Research Article

Political Cycles, Political Institutions and Public Expenditure in India, 1980–2000

Lawrence Sáez and Aseema Sinha*

Abstract

In Western democracies it is held that parties and their positions affect how politicians choose to make public expenditure and investment. This article examines the public policy choices of politicians in India, a large well-established democracy with remarkable subnational variation. Public expenditure, from education and health to agriculture and irrigation, is analysed. Counterintuitive findings – that election timing and political factors play a strong role in the subnational states, and that party competition increases investment in education – are explained by highlighting the role economic and political uncertainty plays in politicians’ choices. Building a ‘Polanyi’ argument enhanced by a supply-side mechanism highlights the importance of compensation and insurance and the imperatives of political stability for subnational politicians, who attempt to maximize re-election chances in an uncertain environment.

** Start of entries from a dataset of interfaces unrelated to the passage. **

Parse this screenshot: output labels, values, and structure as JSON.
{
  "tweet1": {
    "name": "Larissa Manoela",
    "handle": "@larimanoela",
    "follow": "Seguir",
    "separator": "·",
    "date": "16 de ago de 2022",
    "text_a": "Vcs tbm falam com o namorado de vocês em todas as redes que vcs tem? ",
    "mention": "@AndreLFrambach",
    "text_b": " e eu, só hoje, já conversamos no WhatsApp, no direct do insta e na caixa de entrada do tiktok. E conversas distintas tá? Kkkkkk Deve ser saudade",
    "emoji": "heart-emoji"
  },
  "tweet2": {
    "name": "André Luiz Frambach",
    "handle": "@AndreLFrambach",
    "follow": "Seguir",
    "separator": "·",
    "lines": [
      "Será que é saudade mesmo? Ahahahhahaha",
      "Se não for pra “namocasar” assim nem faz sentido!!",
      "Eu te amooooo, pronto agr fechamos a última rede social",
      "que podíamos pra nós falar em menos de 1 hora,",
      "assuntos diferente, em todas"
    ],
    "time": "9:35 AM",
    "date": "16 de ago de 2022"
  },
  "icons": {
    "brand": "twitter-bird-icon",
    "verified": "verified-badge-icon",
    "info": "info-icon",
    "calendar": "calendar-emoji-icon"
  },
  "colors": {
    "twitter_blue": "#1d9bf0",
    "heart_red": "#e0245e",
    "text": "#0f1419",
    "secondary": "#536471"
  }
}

(Online publication November 17 2009)

Footnotes

* Department of Politics, School of Oriental and African Studies (email: ls4@soas.ac.uk); Department of Political Science, University of Wisconsin, Madison, respectively. Earlier versions of this article were presented at the Annual Meeting of the British Association for South Asian Studies (BASAS), 2003, the Annual Meeting of the American Political Science Association, Philadelphia, 2003, and the Modern South Asia conference hosted by the European Institute for Asian Studies (EIAS), Lund, 2004. The authors would like to thank Deya Fileva, Gizem Gürson, and Alexandra Tudoroiu for invaluable research assistance, and also the Editor of the Journal, Albert Weale, for his extensive and useful comments. Special thanks also to Roli Asthana, John Echeverri-Gent, Santanu Gupta, Jude Hays, Mushtaq Khan, Melanie Manion and the Journal’s three anonymous referees for offering invaluable comments and suggestions on earlier drafts of this study. However, the authors take full responsibility for the interpretation and analysis of the data as it appears in this article.